Without an assist from Springfield, Chicago Public Schools will face closed schools, 390,000 students with nowhere to go. Today, Democratic officials called out Governor Rauner.
"The problem lies with governor Rauner," said CPS CEO Forrest Claypool.
"We’re talking about almost 400,000 kids, most of whom are black and brown, most of whom come from low income families," Ald. Ameya Pawar said. "The idea that you’re referring to them using corporate terms and calling that a bailout is disgusting."
Even though Mayor Emanuel is away in Washington on business, he took aim at the governor saying in a statement: “Right now schools across Illinois need a leader, and instead Bruce Rauner is following the Donald Trump playbook of demonizing one group of people for his political advantage."

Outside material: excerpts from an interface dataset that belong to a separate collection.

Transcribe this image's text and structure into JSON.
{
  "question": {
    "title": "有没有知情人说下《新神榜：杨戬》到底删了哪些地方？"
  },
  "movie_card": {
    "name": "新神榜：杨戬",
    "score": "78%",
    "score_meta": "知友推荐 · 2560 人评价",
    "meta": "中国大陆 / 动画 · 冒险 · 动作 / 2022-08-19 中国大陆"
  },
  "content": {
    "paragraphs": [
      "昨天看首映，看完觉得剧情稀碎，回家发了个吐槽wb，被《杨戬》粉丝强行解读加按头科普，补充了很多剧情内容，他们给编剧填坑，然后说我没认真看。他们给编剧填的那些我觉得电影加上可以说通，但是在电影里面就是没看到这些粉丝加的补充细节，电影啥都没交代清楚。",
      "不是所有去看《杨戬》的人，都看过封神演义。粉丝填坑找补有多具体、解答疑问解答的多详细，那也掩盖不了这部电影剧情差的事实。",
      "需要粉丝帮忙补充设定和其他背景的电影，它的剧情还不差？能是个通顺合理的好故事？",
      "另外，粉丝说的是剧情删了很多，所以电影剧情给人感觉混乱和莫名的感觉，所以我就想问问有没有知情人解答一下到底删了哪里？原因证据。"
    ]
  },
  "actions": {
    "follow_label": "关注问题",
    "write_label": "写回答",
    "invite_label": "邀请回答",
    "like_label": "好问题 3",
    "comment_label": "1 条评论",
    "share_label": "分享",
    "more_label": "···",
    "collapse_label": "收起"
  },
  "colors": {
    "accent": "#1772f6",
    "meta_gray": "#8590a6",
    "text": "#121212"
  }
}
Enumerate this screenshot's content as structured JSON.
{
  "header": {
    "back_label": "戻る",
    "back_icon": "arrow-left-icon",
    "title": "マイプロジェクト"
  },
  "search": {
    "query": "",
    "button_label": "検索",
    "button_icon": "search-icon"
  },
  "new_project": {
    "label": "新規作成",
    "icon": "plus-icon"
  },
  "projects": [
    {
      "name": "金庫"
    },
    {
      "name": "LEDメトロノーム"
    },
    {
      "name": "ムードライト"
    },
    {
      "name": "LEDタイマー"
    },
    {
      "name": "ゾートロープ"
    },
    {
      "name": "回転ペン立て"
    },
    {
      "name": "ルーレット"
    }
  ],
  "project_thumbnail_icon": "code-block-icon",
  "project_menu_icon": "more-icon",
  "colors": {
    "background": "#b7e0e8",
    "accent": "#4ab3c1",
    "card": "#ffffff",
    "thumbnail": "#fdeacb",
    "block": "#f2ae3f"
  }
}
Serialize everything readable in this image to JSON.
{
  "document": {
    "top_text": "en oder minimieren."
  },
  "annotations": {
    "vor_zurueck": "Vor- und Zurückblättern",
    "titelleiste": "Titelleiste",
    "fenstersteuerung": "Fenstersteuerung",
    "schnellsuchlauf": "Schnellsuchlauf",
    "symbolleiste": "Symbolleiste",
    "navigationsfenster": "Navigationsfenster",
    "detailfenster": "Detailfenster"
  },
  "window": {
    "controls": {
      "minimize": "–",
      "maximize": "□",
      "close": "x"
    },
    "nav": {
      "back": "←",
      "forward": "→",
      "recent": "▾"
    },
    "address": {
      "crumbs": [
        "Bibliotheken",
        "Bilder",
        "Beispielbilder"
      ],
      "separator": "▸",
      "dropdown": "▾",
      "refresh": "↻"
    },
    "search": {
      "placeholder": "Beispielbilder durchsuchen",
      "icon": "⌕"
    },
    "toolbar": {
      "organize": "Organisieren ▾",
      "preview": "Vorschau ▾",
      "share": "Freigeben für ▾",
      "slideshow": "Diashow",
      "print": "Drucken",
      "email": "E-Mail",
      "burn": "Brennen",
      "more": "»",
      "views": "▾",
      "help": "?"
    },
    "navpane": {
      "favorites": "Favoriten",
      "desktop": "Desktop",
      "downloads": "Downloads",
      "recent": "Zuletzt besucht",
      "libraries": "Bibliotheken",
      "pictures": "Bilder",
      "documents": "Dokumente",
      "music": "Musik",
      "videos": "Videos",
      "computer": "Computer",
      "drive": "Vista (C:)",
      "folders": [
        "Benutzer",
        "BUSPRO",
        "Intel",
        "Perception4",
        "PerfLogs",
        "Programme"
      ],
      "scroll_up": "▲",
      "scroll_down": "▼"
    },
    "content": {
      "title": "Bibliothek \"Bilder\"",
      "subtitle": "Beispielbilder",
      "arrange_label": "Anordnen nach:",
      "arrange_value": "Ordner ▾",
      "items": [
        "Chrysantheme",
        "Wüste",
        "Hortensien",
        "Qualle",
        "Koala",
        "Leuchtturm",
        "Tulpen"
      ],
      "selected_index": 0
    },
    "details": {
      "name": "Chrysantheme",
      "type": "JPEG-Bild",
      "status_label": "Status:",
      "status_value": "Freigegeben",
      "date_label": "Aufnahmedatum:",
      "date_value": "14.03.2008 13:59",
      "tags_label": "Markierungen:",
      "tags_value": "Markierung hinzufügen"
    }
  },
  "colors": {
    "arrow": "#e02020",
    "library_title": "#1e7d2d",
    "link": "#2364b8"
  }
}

The Chicago Teachers Union has a different view of the problem.
"We have clearly a failure on the part of leadership," said CTU President Karen Lewis.
The teachers say CPS has been mismanaged and the city should raise taxes to help fix district's problems.
"Running down to Springfield and begging for money is not a plan," said CTU Vice Presiden Jesse Sharkey.
Governor Rauner is pushing the Illinois General Assembly to pass short term education but he does not favor, in his words, a "CPS bailout."
"I’m all in for Chicago. I’m all in for the families there, but the key thing is I work for the families everywhere," Rauner said.
Governor says he's open to backing more money for CPS as part of a broader budget deal, but for now he supports legislation that would keep CPS funding at its current level.
CPS is facing a billion dollar budget deficit. It needs a solution and fast. Chicago lawmakers continue to push for extra CPS money in a short-term budget fix. We’ll see if they can convince their colleagues and the governor to sign on.